Emmy Racine UCC, Katherine Thackerary UCC, Prof. Des O’Neill NOFM, Dr. Aisling Jennings UCC, Dr. Carol Sinnott UCC, Prof. Colin Bradley UCC, Declan Naughton RSA, Linda Horgan UCC, Dr. Siobhan Cusack UCC, Lisa MacSharry UCC, Prof. Jeanne Jackson UCC and Dr. Tony Foley UCC. (Photo: Ger MacCarty)
Emmy Racine UCC, Katherine Thackerary UCC, Prof. Des O’Neill NOFM, Dr. Aisling Jennings UCC, Dr. Carol Sinnott UCC, Prof. Colin Bradley UCC, Declan Naughton RSA, Linda Horgan UCC, Dr. Siobhan Cusack UCC, Lisa MacSharry UCC, Prof. Jeanne Jackson UCC and Dr. Tony Foley UCC. (Photo: Ger MacCarty)

The €40, 000 grant was awarded by the Road Safety Authority (RSA), in association with the National Programme Office for Traffic Medicine (NPOTM) following a competitive process.

Dr Carol Sinnott and Dr Colin Bradley, Department of General Practice at University College Cork, will lead a team of five researchers, representing UCC, the ICGP and the Alzheimer Society of Ireland.

The research project ‘Talking to patients with cognitive impairment about fitness to drive: Current approaches and possible improvement strategies for a general practice setting’ will investigate driving with cognitive impairment. Its main purpose is to look at how patients with cognitive impairment and GPs manage the discussion around safe driving.

Prof Desmond O’Neill, National Director NPOTM emphasizes the importance of research in the area of cognitive impairment and driving,

“A part of the success of the [Traffic Medicine] Programme on Medical Fitness to Drive in Ireland stems from its roots in evidence-based practice. It is very important that we develop research in traffic medicine in Ireland which is reflected in clinical practice, and we are delighted that this comprehensive project on cognitive impairment and driving is the focus of the first RSA Research Award in Traffic Medicine, as this is an emerging and very relevant topic to road safety and patient care.

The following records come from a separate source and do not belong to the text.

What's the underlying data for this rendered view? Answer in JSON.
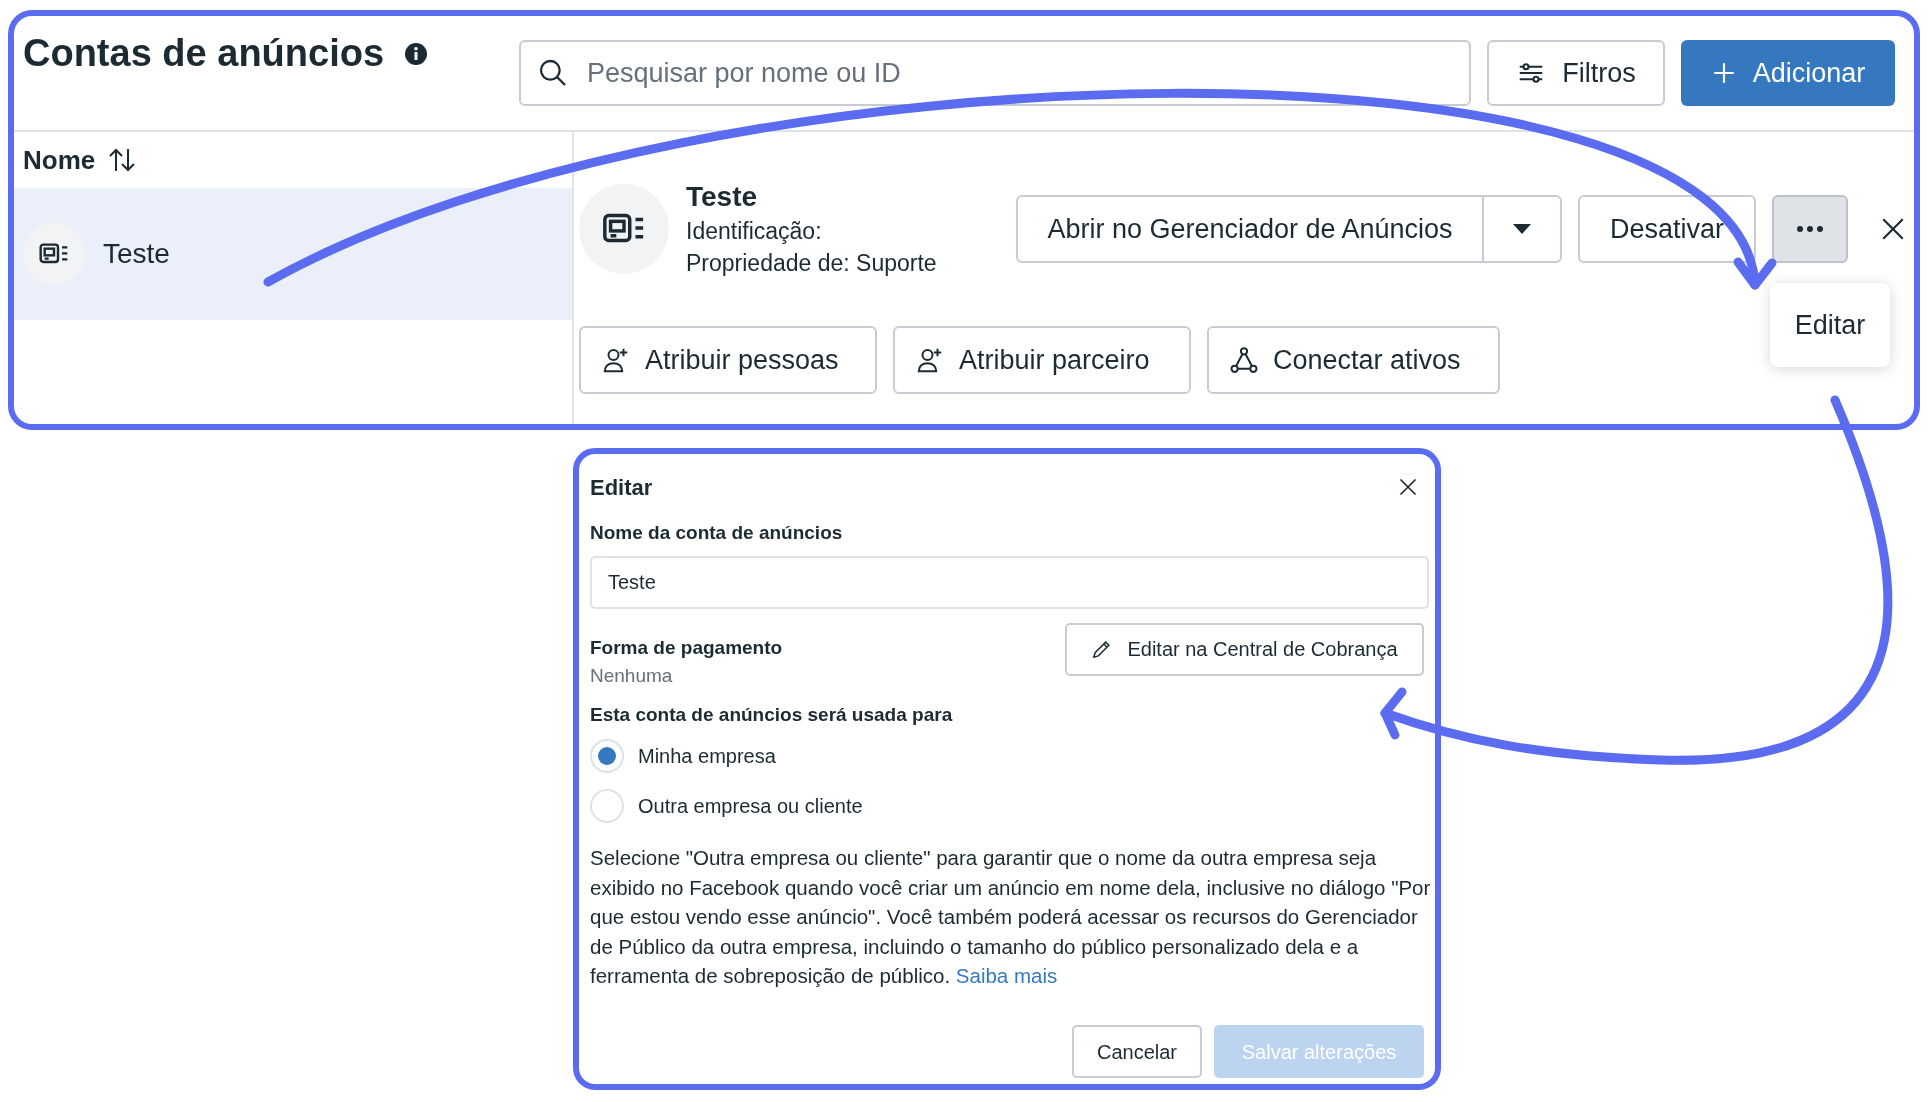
{
  "header": {
    "title": "Contas de anúncios",
    "search": {
      "placeholder": "Pesquisar por nome ou ID"
    },
    "buttons": [
      {
        "label": "Filtros",
        "kind": "filter"
      },
      {
        "label": "Adicionar",
        "kind": "add"
      }
    ]
  },
  "list": {
    "column": "Nome",
    "rows": [
      {
        "name": "Teste",
        "selected": true
      }
    ]
  },
  "detail": {
    "name": "Teste",
    "id_label": "Identificação:",
    "owner": "Propriedade de: Suporte",
    "primary_action": "Abrir no Gerenciador de Anúncios",
    "secondary_action": "Desativar",
    "menu": [
      {
        "label": "Editar"
      }
    ],
    "assign_buttons": [
      {
        "label": "Atribuir pessoas",
        "kind": "person"
      },
      {
        "label": "Atribuir parceiro",
        "kind": "person"
      },
      {
        "label": "Conectar ativos",
        "kind": "nodes"
      }
    ]
  },
  "dialog": {
    "title": "Editar",
    "name_label": "Nome da conta de anúncios",
    "name_value": "Teste",
    "payment_label": "Forma de pagamento",
    "payment_value": "Nenhuma",
    "billing_button": "Editar na Central de Cobrança",
    "usage_label": "Esta conta de anúncios será usada para",
    "options": [
      {
        "label": "Minha empresa",
        "selected": true
      },
      {
        "label": "Outra empresa ou cliente",
        "selected": false
      }
    ],
    "help": "Selecione \"Outra empresa ou cliente\" para garantir que o nome da outra empresa seja exibido no Facebook quando você criar um anúncio em nome dela, inclusive no diálogo \"Por que estou vendo esse anúncio\". Você também poderá acessar os recursos do Gerenciador de Público da outra empresa, incluindo o tamanho do público personalizado dela e a ferramenta de sobreposição de público.",
    "help_link": "Saiba mais",
    "buttons": [
      {
        "label": "Cancelar",
        "kind": "secondary",
        "disabled": false
      },
      {
        "label": "Salvar alterações",
        "kind": "primary",
        "disabled": true
      }
    ]
  }
}
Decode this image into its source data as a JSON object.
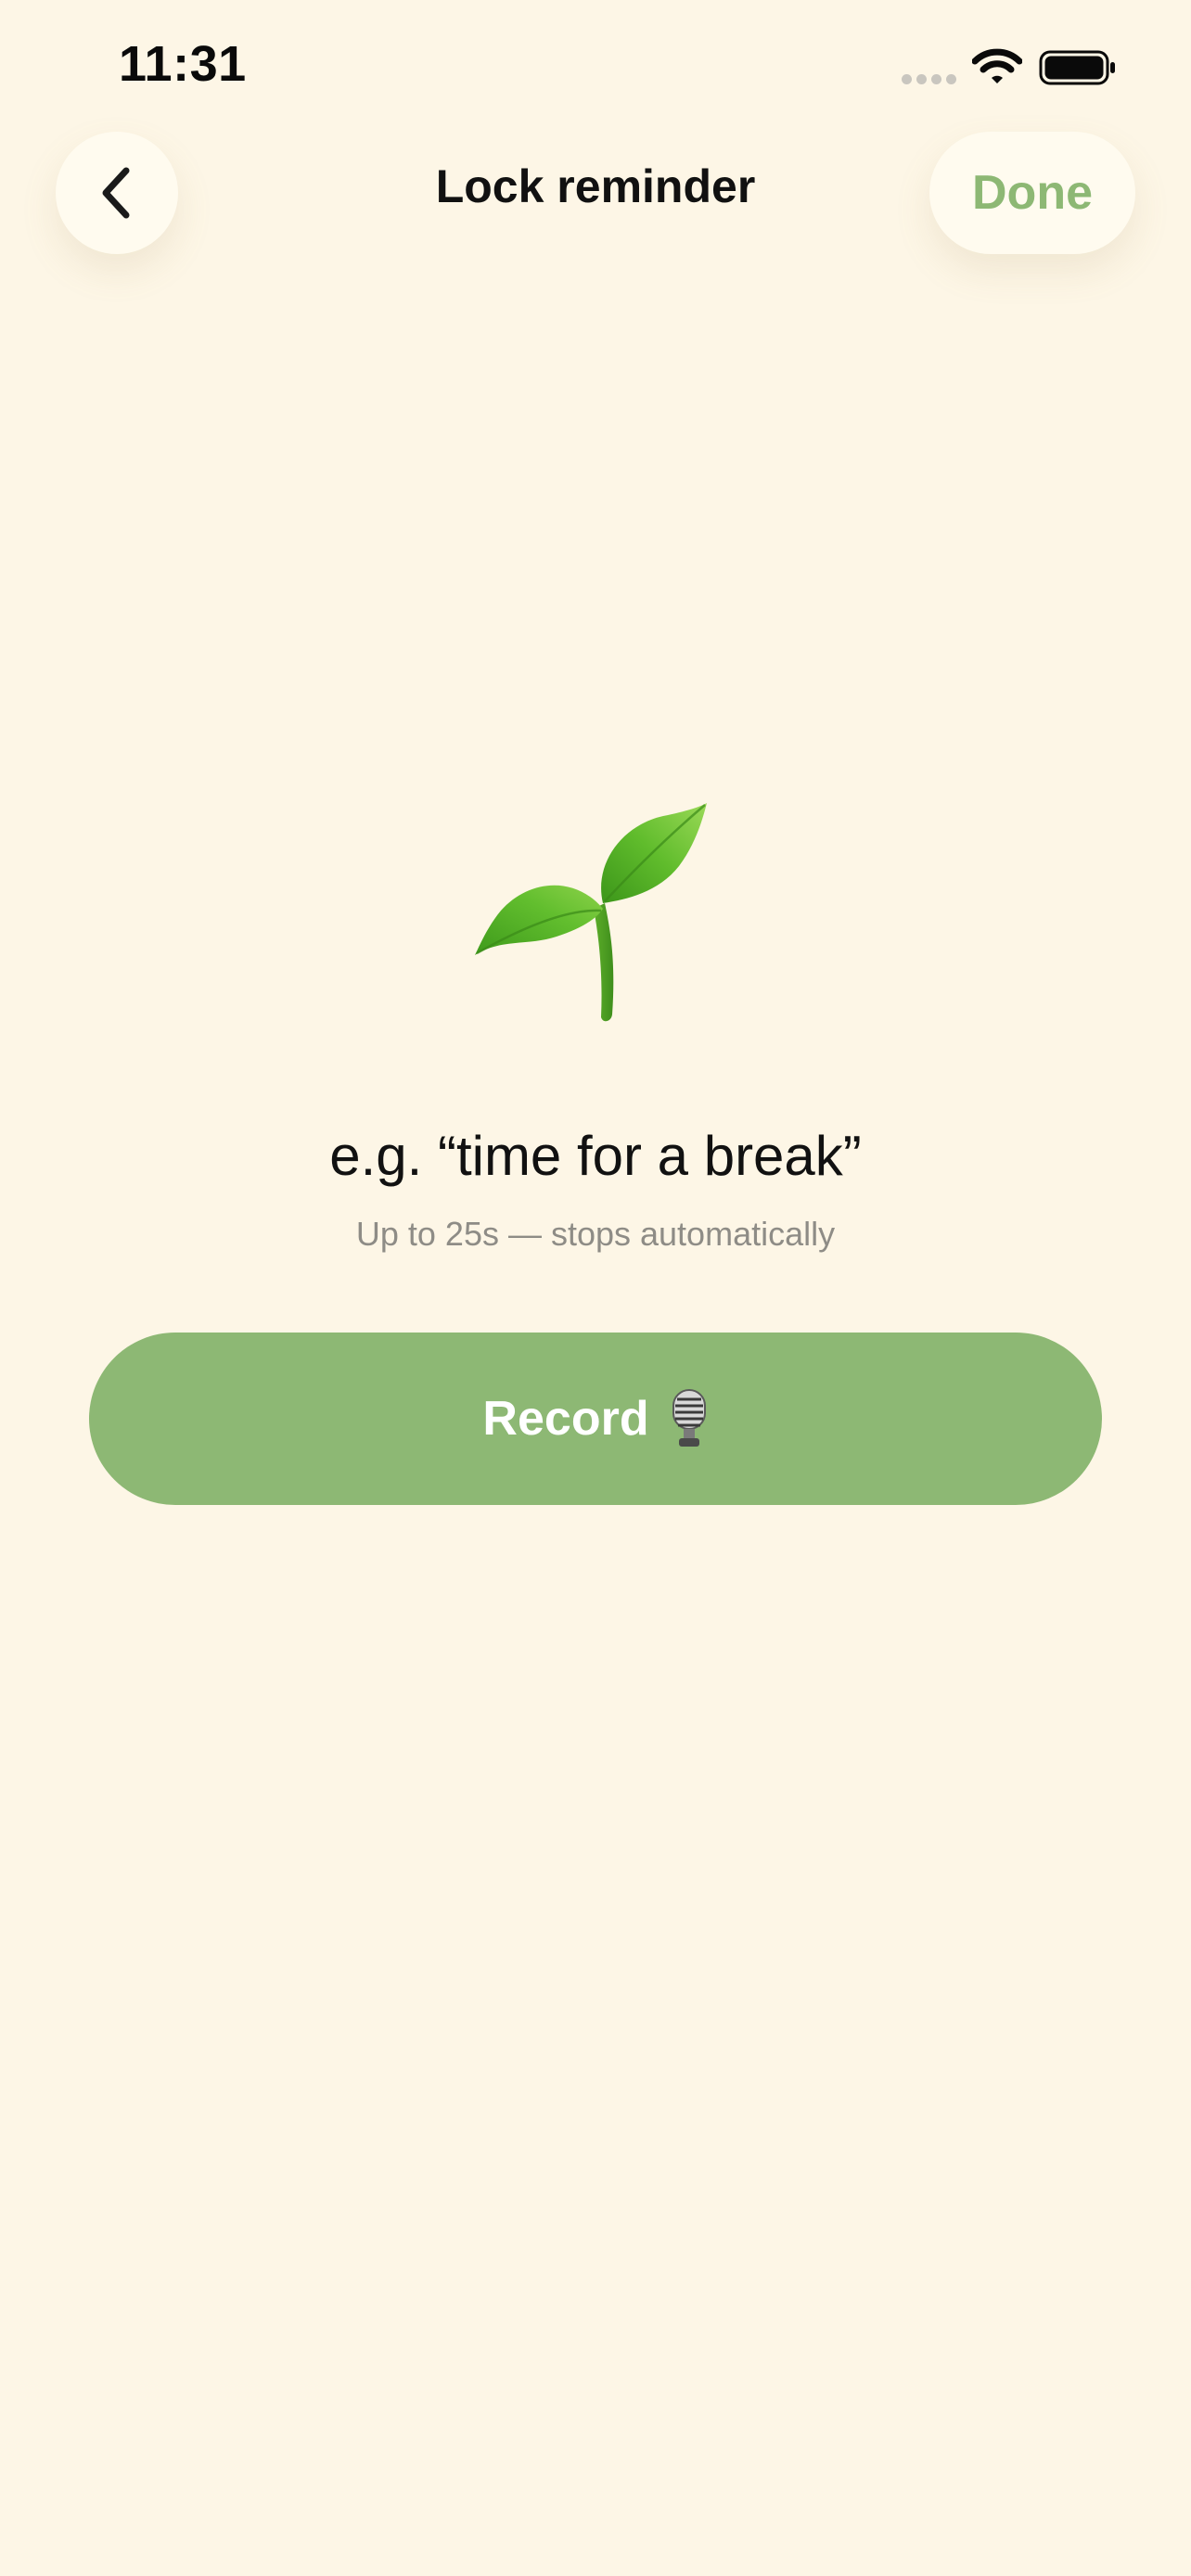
{
  "status_bar": {
    "time": "11:31",
    "icons": [
      "signal-dots-icon",
      "wifi-icon",
      "battery-icon"
    ]
  },
  "header": {
    "back_icon": "chevron-left-icon",
    "title": "Lock reminder",
    "done_label": "Done"
  },
  "main": {
    "illustration": "seedling-icon",
    "prompt": "e.g. “time for a break”",
    "hint": "Up to 25s — stops automatically",
    "record_button": {
      "label": "Record",
      "icon": "microphone-icon"
    }
  },
  "colors": {
    "background": "#FDF6E6",
    "accent": "#8DB874",
    "button_surface": "#FFFBEF",
    "hint_text": "#8E8C86"
  }
}
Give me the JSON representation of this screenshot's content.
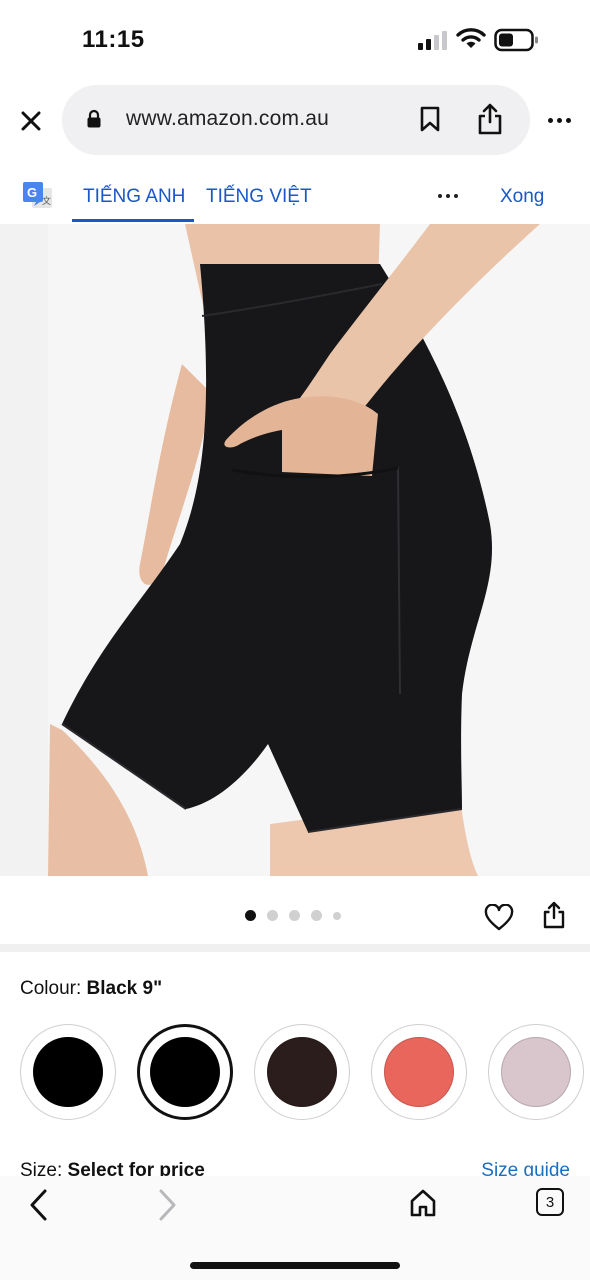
{
  "status_bar": {
    "time": "11:15",
    "signal_bars": 2,
    "battery_level": 0.45
  },
  "browser": {
    "url": "www.amazon.com.au",
    "tab_count": "3"
  },
  "translate_bar": {
    "source_language": "TIẾNG ANH",
    "target_language": "TIẾNG VIỆT",
    "done_label": "Xong",
    "accent_color": "#1a57c8"
  },
  "product": {
    "image_description_icon": "product-photo",
    "carousel": {
      "total_dots": 5,
      "active_index": 0
    },
    "colour_label": "Colour: ",
    "colour_value": "Black 9\"",
    "swatches": [
      {
        "name": "black",
        "color": "#000000",
        "selected": false
      },
      {
        "name": "black-9",
        "color": "#000000",
        "selected": true
      },
      {
        "name": "dark-brown",
        "color": "#2b1d1b",
        "selected": false
      },
      {
        "name": "coral",
        "color": "#e8665c",
        "selected": false
      },
      {
        "name": "lilac-grey",
        "color": "#d8c6cc",
        "selected": false
      }
    ],
    "size_label": "Size: ",
    "size_value": "Select for price",
    "size_guide": "Size guide"
  }
}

One of the main aims of the Traffic Medicine Programme is to keep people mobile for as long as possible. In older people, driving facilitates independence, social engagement and interaction, and is a contributor to quality of life and well-being. Over one in ten adults aged over 50 years have mild or moderate cognitive impairment. Difficulties discussing fitness to drive can be compounded by the presence of unacknowledged or undiagnosed cognitive impairment (usually due to dementia and related syndromes, such a mild cognitive impairment).  However, communication techniques can be taught and can improve patient care in general practice.

Declan Naughton, Road Safety Authority welcomes today’s announcement,

“The RSA is delighted to be involved with this project. Research that provides an evidence base for future policy is critical. This research will give us an insight into the engagement between drivers and GPs at a time when drivers may be feeling vulnerable. Understanding and responding to any barriers to this conversation, happening in a positive environment will benefit both drivers and their doctors.”

Both the approaches currently used by GPs and the experiences that patients with cognitive impairment have had when discussing fitness to drive with their GPs will be explored by carrying out separate sets of interviews with patients or their carers. The data from both sets of interviews will then be merged and used to develop new training materials for GPs. This research will address an urgent need for better communication strategies, which will help GPs discuss cognitive impairment and fitness to drive in a positive proactive way and encourage early assessments of fitness to drive which will maximise safety for the patient and other road users nationally.

Dr Carol Sinnott, co-lead of the research team is looking forward to beginning the study, “We are delighted to have been given this wonderful opportunity to investigate an area of traffic medicine that is so necessary and is intended to help to keep people driving safely for longer.”